Elizabeth (Morgan) Marshall in England and Italy - Spring 2008
I left on the 30th of April and didn't get back until the 18th of May. I spent the first 10 days in England, spending time with relatives, especially my godmother who is 90 this year. I drove with Dad to Cornwall where his family come from and we visited lovely fishing villages and great old pubs. I spent one day at the famous Eden Project, which is a series of geodesic domes built in a reclaimed clay quarry. The domes house plants and trees from other climates and are completely self-sustaining. The biggest one is a tropical rain forest. It's an amazing place.
It was good traveling with my Dad, he's a congenial companion, a great storyteller, always buys the drinks, and drives those narrow, twisting Cornish roads without fear - and without a map, which meant we got lost a lot!
We left on May 10th for Italy. Along with Dad and myself, there were my aunt and uncle and my sister, Veronica, and her husband. We stayed in a town call Chianciano in the south-east corner of Tuscany in the Chianti region. The trip was a NATO reunion that my Dad goes to each year in a different country, and we'd invited ourselves along to it!
Tuscany is so beautiful! The countryside is like the sea with undulating waves of green and yellow fields and islands of hilltops, some with farms, some with small towns and villages perched on top - and always mountains in the distance. There are cypresses everywhere, in orderly rows or grouped in pockets and bright red poppies grow in huge swathes across the fields. And the colours of the buildings are so warm - gold, ochre, deep rose, all with tiled roofs.

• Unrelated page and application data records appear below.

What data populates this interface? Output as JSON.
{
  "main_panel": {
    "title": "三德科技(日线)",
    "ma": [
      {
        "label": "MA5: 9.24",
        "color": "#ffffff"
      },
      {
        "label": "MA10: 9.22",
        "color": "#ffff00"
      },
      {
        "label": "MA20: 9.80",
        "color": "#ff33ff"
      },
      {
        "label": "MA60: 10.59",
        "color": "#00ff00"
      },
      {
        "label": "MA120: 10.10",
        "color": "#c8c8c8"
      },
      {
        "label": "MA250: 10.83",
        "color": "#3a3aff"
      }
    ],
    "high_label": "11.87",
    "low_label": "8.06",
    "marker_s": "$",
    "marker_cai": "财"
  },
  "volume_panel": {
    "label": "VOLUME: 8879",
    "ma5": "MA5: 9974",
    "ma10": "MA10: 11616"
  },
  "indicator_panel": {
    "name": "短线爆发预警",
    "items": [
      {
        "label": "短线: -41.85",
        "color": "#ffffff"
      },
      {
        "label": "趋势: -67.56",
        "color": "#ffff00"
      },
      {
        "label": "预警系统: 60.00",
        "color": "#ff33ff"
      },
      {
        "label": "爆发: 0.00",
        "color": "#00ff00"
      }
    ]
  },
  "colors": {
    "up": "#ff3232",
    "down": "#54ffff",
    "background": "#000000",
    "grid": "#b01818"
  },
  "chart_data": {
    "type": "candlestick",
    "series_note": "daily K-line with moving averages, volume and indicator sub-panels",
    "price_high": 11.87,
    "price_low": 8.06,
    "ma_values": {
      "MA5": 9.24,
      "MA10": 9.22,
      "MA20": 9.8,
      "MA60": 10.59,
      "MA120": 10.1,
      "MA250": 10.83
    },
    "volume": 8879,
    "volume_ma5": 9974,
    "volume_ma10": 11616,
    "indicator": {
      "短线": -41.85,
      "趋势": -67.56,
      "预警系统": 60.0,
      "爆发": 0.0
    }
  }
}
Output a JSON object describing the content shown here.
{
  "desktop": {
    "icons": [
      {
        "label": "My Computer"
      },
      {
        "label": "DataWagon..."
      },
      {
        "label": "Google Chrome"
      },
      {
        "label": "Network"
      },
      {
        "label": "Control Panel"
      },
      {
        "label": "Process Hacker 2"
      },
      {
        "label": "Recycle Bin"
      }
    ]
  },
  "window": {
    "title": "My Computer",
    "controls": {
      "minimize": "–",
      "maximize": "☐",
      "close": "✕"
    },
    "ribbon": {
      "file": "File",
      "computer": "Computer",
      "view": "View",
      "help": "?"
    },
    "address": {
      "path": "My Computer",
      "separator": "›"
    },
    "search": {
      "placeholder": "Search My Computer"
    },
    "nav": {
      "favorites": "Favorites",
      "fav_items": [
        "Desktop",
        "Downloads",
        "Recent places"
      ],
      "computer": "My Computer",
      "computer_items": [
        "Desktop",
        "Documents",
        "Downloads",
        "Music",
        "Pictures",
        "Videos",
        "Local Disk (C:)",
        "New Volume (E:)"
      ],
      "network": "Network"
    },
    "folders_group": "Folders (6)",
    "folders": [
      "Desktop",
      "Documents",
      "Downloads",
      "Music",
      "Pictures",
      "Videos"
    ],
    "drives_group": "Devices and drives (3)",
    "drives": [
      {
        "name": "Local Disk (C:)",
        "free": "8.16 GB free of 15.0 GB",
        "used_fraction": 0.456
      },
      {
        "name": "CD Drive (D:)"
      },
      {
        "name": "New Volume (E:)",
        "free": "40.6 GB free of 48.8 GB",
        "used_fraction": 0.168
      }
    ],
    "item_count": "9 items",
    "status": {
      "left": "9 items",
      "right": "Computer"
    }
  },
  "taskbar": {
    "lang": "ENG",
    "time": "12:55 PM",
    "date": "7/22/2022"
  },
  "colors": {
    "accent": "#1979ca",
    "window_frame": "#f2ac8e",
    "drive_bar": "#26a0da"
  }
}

We went to Florence, Sienna, San Gimignano, Assisi, Perugia, and Montepulciano. It was quite an experience. But next time we go it will have to be in November when the tourists are gone, because they were packed with people (us included!). The buildings and streets are amazing though; old, narrow streets that would suddenly open into a huge square with a remarkable church or museum in it. Fountains and statues are everywhere. We walked beside the river Arno in Florence, bought silk scarves on the Ponte Vechio, had lunch on the Campo in Sienna where they have horse races twice a year around the square (a tradition going back to medieval times), drank the "vino noble" of Montepulchiano, and looked at views every day that took our breath away.
We all suffered from exhaustion and sore feet, ankles, knees and hips as there wasn't a straight road anywhere, everything was on a hill! You were either going up or going down, but the good thing was the number of outdoor cafes and bars that you could stop at on the way and restore yourself for the next climb! We ate pasta, drank a lot of good local red wine and finished it off with the best gelato ever.
I'd go back in a heartbeat!